- TASK GOAL: In the entries below, find each line with the word "LILY" and return it.

########################################

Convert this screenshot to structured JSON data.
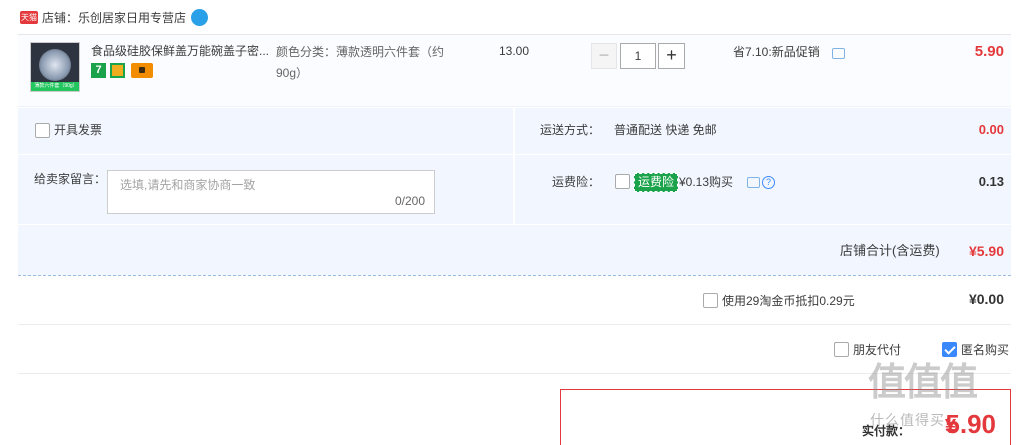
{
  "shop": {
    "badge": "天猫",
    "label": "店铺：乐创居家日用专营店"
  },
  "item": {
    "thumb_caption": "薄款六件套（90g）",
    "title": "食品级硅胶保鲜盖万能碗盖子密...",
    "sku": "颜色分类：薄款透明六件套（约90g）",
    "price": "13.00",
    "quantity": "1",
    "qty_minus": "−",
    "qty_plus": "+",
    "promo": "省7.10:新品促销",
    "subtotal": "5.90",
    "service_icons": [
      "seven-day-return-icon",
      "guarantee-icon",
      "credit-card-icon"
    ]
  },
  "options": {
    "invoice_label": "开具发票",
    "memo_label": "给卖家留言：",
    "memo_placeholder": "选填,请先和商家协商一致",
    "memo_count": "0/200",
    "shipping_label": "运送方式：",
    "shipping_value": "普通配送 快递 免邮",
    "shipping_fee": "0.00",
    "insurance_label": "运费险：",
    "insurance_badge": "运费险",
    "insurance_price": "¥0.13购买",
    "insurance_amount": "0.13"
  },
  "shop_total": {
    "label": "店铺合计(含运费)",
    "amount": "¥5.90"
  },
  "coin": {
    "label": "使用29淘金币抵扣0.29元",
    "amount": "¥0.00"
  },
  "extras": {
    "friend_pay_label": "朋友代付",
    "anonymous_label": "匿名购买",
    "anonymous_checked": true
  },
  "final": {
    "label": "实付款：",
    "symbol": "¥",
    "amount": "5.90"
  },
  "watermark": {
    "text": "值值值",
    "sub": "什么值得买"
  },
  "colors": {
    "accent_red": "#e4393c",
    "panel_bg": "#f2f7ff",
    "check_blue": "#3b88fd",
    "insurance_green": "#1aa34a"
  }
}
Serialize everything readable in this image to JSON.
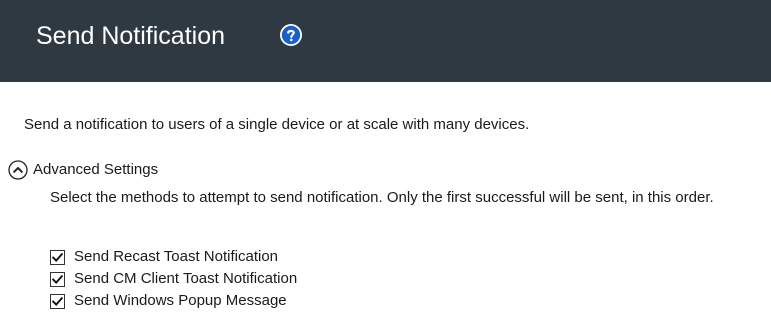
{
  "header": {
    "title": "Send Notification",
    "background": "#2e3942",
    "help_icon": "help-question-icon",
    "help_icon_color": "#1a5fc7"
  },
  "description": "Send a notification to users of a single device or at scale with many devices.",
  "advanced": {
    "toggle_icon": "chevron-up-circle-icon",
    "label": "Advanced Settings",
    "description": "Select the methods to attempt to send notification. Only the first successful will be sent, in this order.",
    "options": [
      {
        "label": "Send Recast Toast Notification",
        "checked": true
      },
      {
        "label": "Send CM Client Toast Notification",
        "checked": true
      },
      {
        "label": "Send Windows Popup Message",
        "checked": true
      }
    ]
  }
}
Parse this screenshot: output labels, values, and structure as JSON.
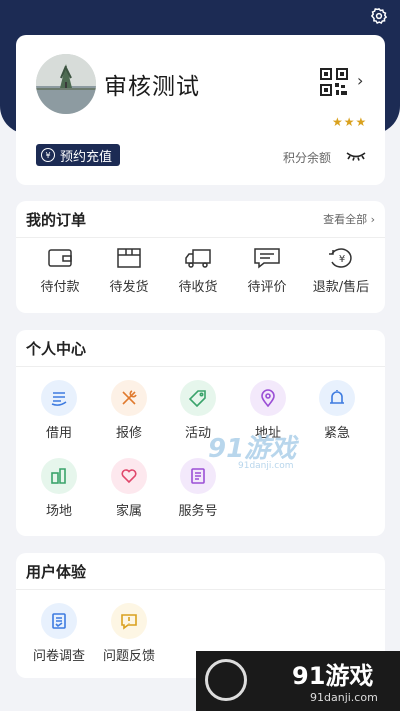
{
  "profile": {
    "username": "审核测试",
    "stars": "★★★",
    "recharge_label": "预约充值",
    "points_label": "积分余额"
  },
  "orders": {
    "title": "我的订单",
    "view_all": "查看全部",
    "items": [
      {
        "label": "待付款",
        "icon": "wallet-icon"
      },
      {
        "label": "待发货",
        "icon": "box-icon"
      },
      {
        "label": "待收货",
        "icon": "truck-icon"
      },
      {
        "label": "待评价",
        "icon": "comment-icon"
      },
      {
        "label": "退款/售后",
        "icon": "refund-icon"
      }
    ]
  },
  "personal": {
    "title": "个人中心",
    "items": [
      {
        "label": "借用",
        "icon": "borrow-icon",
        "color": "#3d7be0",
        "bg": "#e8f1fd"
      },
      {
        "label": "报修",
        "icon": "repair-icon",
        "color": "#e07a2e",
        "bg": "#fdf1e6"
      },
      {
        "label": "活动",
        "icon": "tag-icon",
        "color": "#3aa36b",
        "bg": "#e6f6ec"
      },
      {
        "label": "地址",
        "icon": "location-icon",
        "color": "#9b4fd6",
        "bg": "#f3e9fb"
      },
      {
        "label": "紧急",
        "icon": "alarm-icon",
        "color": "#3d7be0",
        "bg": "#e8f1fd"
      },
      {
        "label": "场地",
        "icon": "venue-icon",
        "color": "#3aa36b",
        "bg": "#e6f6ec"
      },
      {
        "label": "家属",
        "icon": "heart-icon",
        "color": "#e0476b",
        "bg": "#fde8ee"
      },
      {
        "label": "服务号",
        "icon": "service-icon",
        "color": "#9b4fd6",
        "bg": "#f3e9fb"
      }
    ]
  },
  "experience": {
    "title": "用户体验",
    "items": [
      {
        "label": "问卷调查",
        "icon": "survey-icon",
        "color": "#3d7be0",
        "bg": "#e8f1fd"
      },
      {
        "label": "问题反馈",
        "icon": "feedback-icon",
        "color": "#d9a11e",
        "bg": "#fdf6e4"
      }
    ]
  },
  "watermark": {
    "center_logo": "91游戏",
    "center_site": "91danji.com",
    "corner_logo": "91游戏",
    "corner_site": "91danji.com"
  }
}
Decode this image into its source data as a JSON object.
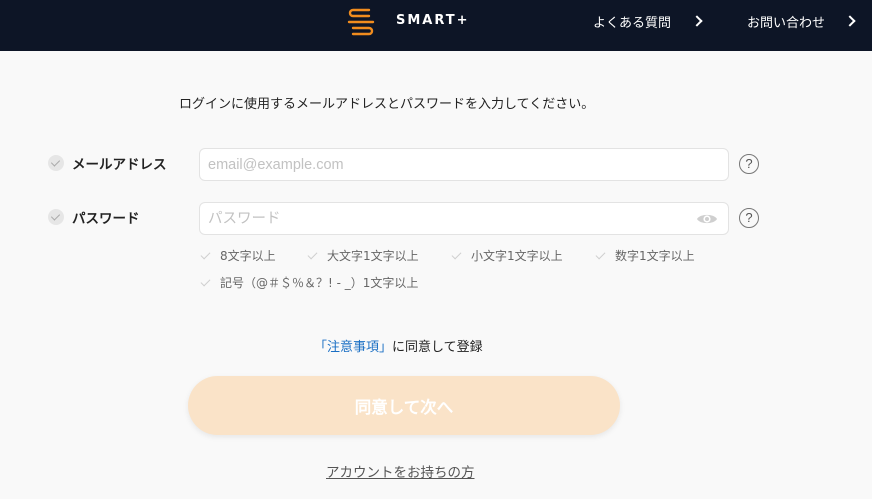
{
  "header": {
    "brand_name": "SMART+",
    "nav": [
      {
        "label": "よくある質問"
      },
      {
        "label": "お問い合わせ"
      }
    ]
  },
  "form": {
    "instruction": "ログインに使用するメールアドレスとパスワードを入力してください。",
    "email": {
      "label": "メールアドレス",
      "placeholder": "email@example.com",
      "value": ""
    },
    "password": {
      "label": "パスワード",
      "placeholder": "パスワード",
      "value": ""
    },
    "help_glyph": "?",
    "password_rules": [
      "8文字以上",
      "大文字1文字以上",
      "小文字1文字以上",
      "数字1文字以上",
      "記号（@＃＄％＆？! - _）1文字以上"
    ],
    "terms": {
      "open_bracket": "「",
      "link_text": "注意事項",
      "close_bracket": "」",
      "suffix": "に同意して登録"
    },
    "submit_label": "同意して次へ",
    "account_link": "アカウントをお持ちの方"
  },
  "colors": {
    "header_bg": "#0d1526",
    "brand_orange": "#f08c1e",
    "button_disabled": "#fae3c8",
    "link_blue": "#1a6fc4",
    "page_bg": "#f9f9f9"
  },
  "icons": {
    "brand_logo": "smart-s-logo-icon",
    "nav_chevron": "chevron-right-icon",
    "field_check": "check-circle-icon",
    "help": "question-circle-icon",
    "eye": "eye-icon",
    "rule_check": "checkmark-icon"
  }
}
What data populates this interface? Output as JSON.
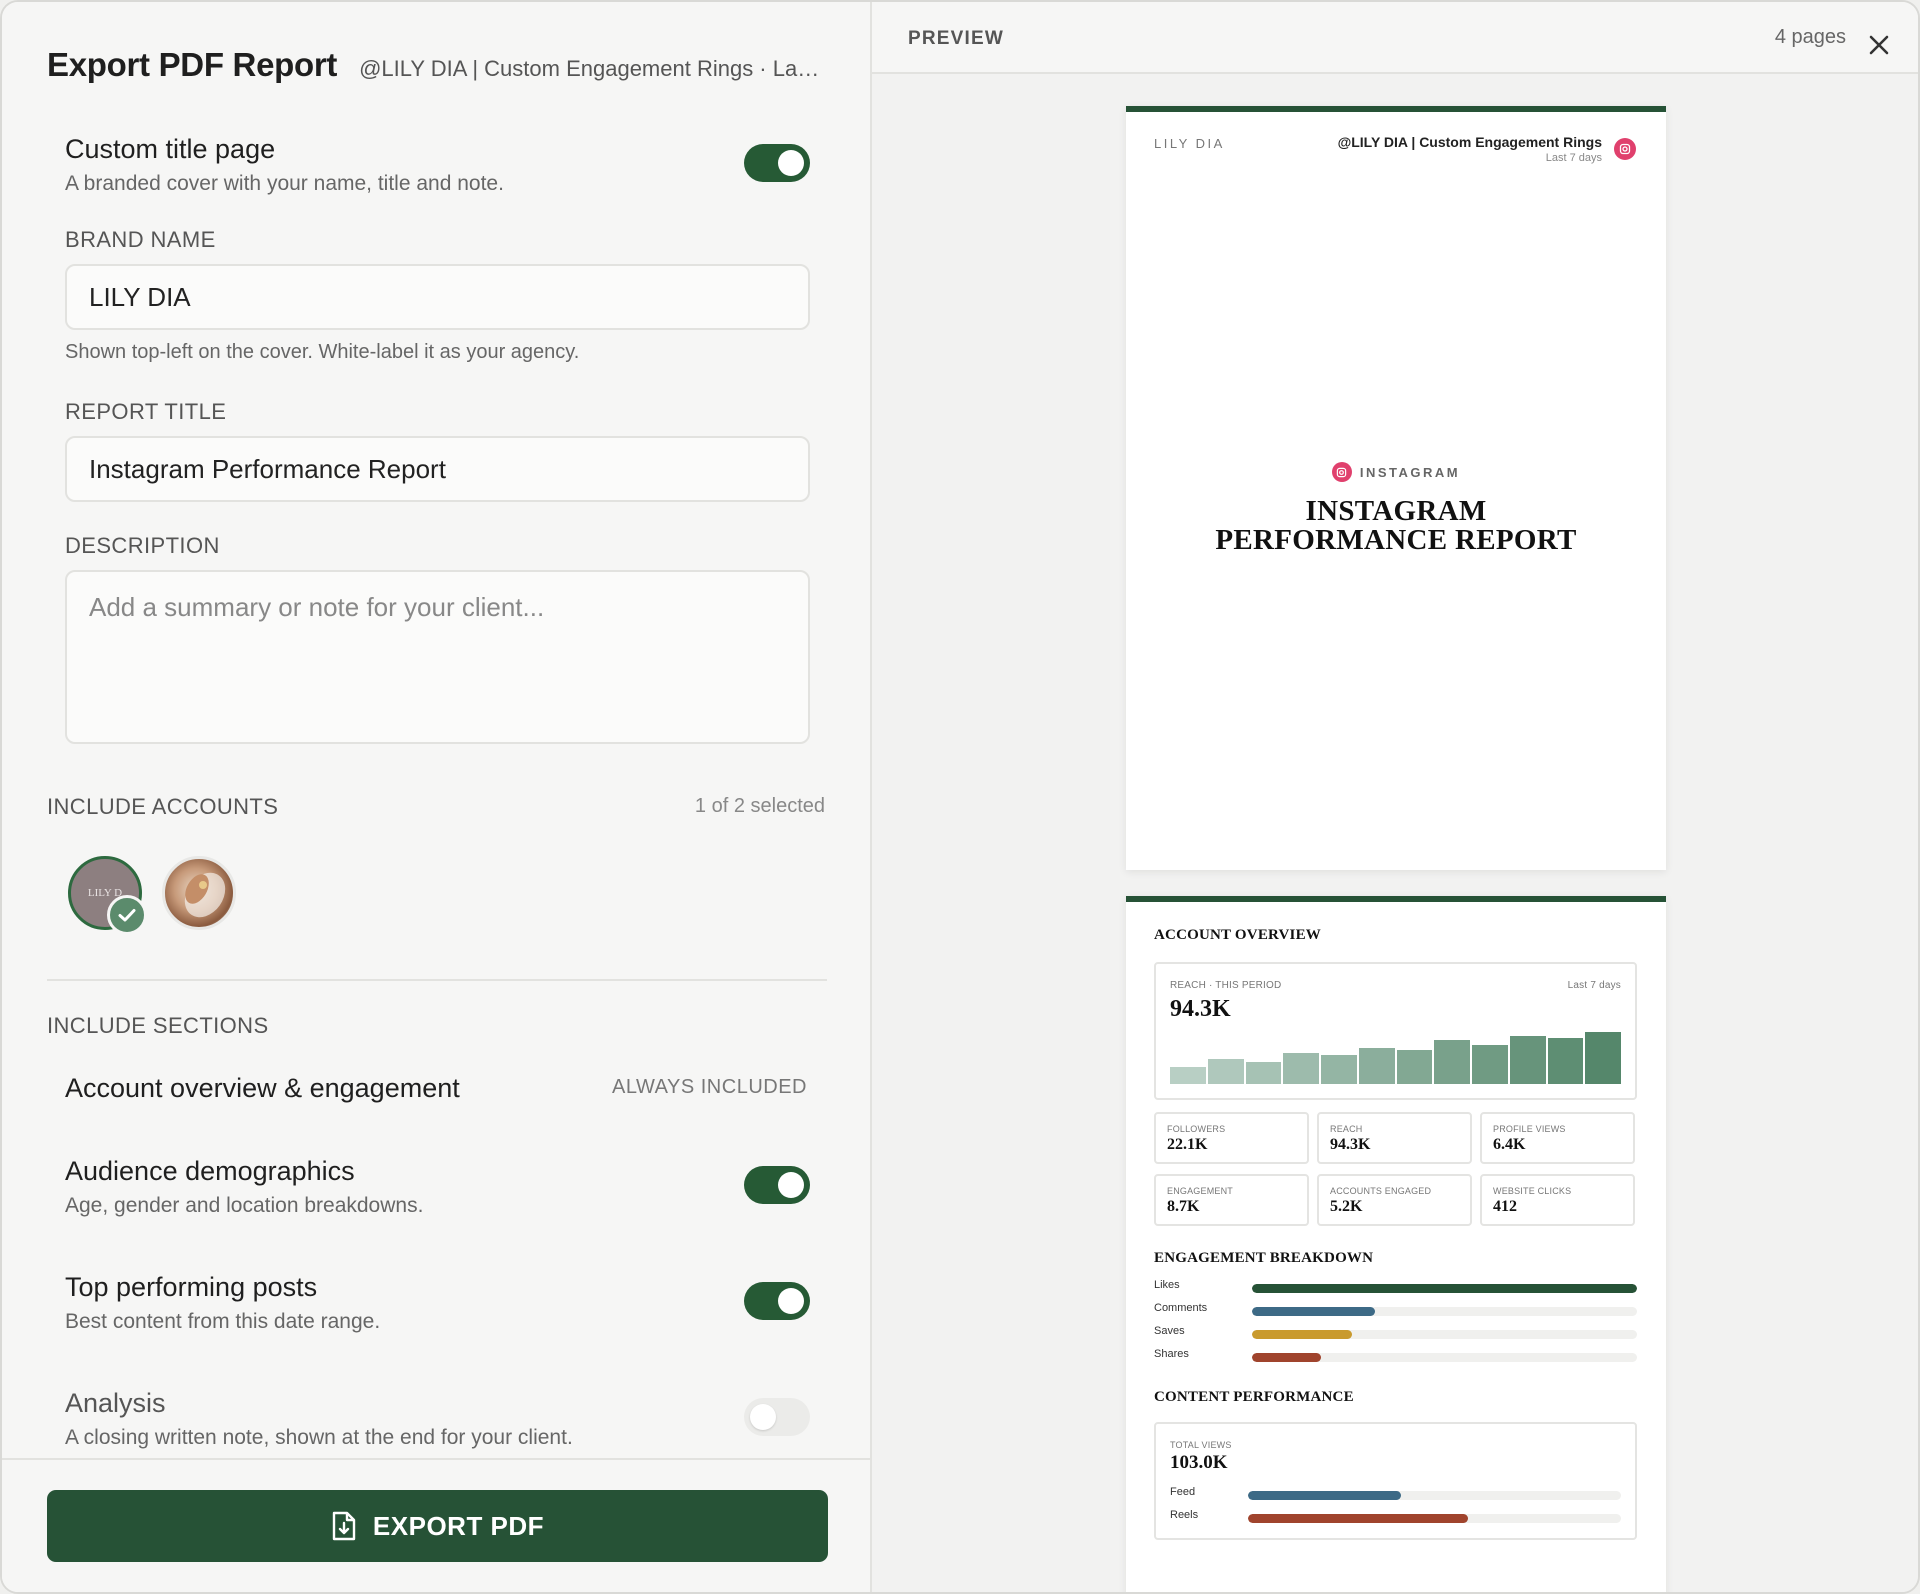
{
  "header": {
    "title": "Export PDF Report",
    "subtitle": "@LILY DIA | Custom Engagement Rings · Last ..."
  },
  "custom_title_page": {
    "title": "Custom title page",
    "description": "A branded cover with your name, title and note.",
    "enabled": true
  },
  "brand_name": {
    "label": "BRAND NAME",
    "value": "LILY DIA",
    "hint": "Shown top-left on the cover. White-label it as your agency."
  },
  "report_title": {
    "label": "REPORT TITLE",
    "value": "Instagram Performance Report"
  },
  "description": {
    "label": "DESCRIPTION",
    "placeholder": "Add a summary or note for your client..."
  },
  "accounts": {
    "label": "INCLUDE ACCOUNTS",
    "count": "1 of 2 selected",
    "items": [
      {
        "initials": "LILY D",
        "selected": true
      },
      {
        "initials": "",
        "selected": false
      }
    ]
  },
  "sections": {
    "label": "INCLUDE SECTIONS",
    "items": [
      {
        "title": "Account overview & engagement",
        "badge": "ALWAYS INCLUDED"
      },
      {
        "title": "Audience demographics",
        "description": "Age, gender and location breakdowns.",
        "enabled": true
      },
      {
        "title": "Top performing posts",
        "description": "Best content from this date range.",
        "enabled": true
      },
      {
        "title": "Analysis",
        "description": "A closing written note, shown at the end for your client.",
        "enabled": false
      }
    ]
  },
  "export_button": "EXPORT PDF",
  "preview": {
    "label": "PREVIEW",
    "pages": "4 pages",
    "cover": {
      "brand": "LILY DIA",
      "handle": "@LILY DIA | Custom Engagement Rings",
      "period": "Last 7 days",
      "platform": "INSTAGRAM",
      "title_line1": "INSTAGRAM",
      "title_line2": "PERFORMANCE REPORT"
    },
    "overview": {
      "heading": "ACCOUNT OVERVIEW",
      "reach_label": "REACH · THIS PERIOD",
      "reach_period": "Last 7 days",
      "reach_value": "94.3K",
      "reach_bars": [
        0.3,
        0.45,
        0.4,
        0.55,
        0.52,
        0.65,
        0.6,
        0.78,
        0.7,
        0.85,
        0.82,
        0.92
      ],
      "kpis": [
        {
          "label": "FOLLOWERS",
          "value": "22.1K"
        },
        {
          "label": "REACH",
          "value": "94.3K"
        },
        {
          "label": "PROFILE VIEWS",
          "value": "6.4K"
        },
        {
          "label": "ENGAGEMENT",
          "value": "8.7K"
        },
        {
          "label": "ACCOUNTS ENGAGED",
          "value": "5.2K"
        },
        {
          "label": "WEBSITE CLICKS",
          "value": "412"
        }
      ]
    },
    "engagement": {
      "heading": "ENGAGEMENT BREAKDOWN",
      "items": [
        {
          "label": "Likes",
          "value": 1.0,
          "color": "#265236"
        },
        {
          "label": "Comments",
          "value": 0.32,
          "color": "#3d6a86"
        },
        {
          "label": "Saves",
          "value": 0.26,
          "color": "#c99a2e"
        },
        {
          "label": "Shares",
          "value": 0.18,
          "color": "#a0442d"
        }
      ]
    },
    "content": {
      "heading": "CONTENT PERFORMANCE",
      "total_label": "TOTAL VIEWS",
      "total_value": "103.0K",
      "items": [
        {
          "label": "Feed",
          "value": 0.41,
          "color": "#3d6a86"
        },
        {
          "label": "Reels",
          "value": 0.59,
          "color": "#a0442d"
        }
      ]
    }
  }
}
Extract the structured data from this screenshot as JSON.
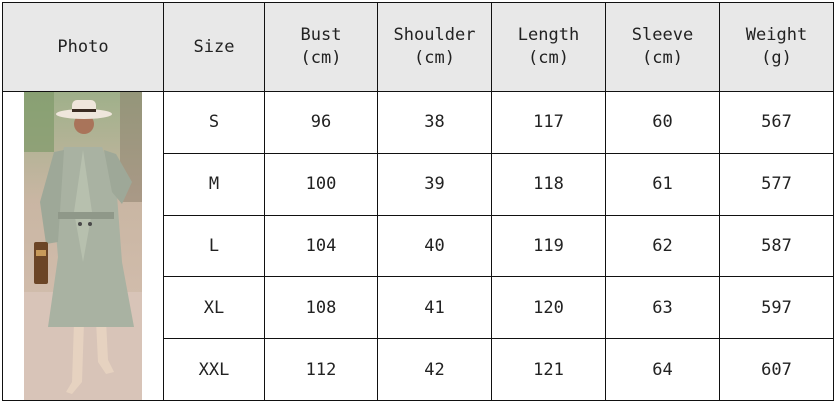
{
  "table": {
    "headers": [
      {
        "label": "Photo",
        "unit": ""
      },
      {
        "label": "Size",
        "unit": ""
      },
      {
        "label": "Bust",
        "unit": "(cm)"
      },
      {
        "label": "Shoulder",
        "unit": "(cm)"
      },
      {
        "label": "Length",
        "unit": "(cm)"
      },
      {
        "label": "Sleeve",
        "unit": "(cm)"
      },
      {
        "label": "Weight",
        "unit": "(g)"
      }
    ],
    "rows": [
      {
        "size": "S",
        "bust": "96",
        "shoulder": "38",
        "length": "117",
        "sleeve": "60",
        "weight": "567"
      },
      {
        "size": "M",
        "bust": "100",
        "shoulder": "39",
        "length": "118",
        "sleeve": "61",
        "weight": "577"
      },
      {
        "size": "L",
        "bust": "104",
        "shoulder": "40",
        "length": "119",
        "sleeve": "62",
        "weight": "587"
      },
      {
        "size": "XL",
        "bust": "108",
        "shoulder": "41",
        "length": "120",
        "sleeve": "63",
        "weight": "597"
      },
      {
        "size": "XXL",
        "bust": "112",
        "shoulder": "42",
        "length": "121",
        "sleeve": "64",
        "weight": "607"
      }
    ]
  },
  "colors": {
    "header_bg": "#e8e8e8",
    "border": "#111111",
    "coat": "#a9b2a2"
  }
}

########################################

- RESPONSE BOX:
    "subtitle": "@LILY DIA | Custom Engagement Rings · Last ..."
    "value": "LILY DIA",
        "initials": "LILY D",
      "brand": "LILY DIA",
      "handle": "@LILY DIA | Custom Engagement Rings",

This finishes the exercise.